The Soviet Union began a major effort to restore the city in 1968, and Uzbekistan's government quickened the pace after it gained independence in 1991.

"The goal of all of the people of Bukhara is to see how it looked in the past," Sharipov said during an interview in his small, cramped office in the side of a dilapidated medieval mosque.

In the corner of the room is a photograph of the city's main landmark, the Kalyan minaret, a 45-meter-high tower with a flat top that dominates the skyline. The picture shows the minaret after the Soviet army stormed Bukhara in 1920 f the right side of the top sheared off by artillery fire, the sides of the tower marred by big holes from cannon shells.
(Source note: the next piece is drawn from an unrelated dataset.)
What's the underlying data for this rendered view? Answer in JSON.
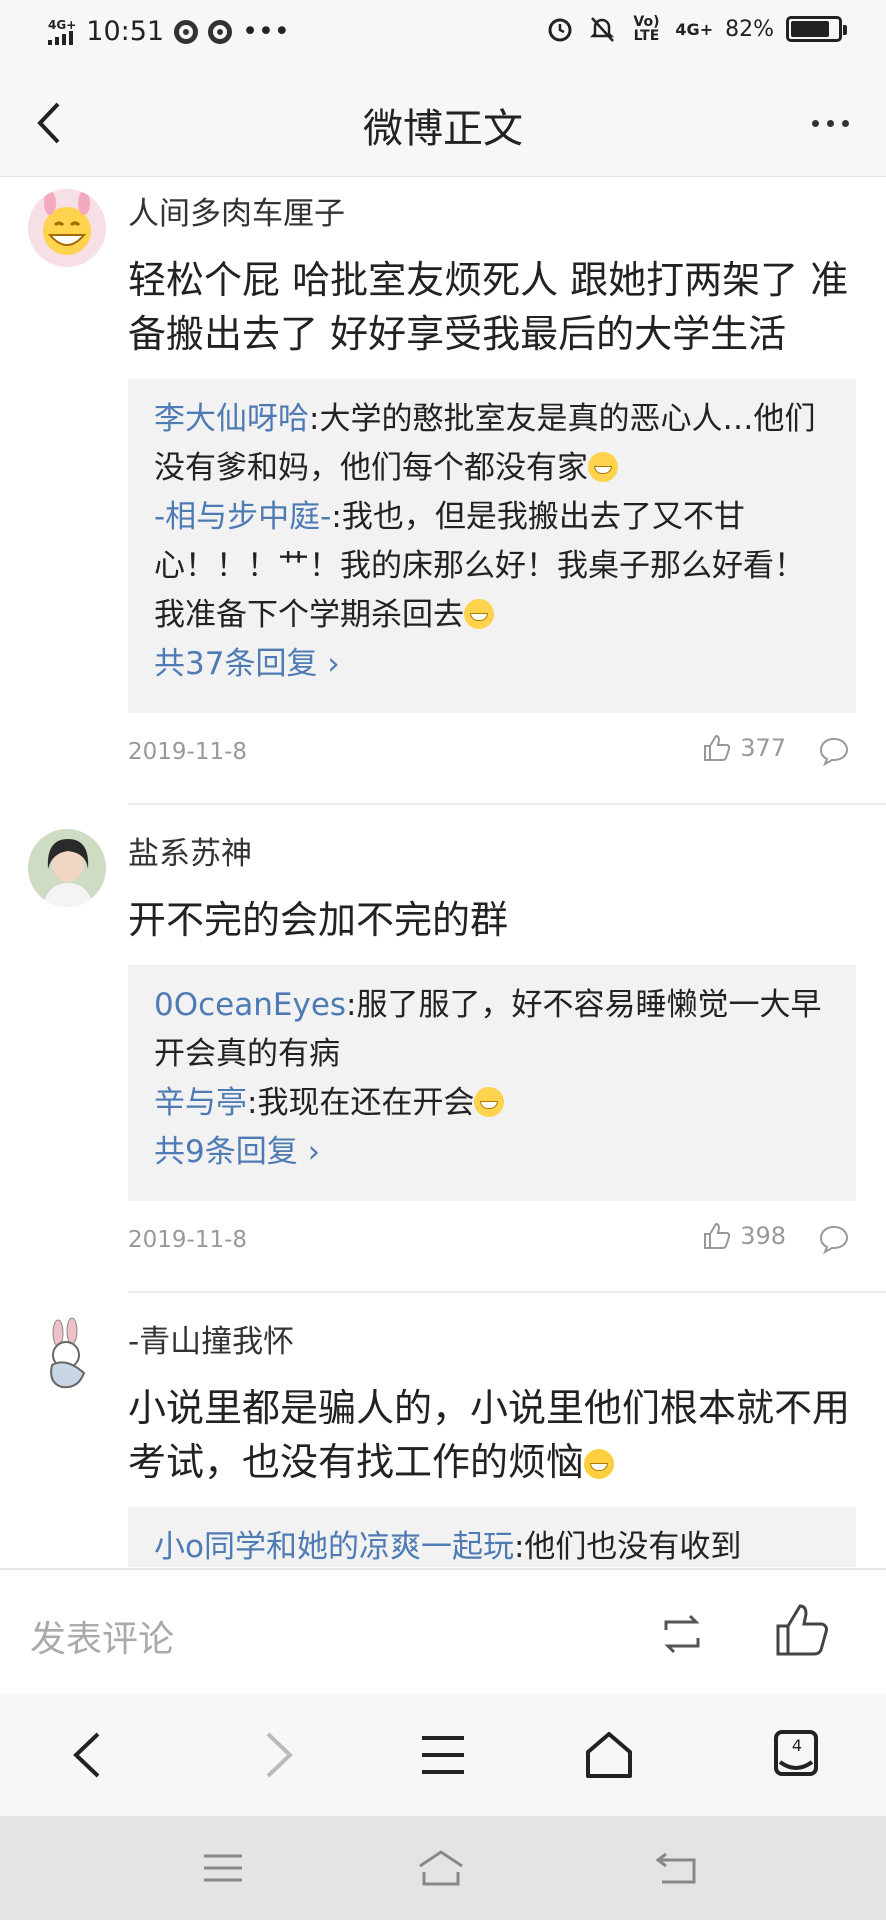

Restoration experts are rehabilitating buildings using mud bricks similar to those used in medieval times and still seen in hundreds of inhabited homes in the old city.

Cement has been used to shore up crumbling buildings, but Sharipov says it is used sparingly.

Faded tiles have been retouched and, in some cases, replaced.

In some areas the work has not been precise. Bricks used to fill the holes in the Kalyan minaret are a slightly lighter sand color than the tower, leaving obvious signs where the artillery rounds slammed into the minaret.

Much work still needs to be done.

In the Abdel Aziz Khan Islamic school, which is on UNESCO's list of the world's 100 most endangered heritage sites, cracked and worn tiles line rooms where students once studied.

At the top of one dome, in an alcove where teachers and their students once met, red and blue stains mark the spots where mosaics decorated the walls. A huge stork's nest sits atop the school's minaret.

In contrast, the buildings of Samarkand have been largely restored, although it has been left devoid of city life.

Decades ago, workers cleared the fabled Registan, the central square that in ancient times was home to a vibrant market selling silk and porcelain from China and where Islamic warriors displayed the spoils of their conquests. Except for tourists, the only life in the area now is the trucks that rumble down the highway in front of the Registan.

The three great schools that bracket the Registan are gleaming with restored tile work. The 33-meter portal of the Shirdar Madrassa is framed by two lions in the rays of the sun.

Next door is the Tilakar Madrassa, where workers recently repainted gold and blue vases bursting with flowers on the walls. Some 2 kilograms of gold leaf were used to restore the gilded Koranic verses that line the blue walls inside the building.

"Wow! This is how it was," said Shahram Vakilian, a Peace Corps worker from Woodbury, New York, during a recent visit.

But he quickly added: "Samarkand has more of an artificial museum feeling. Bukhara has more of a city feel."

Some architects say Bukhara retains a more human feel because its buildings are less ornate and therefore were not resurfaced as extensively by restorers.

Others point to modern Samarkand's more vibrant economy and say central Bukhara might be more devoid of life if its residents could afford to move.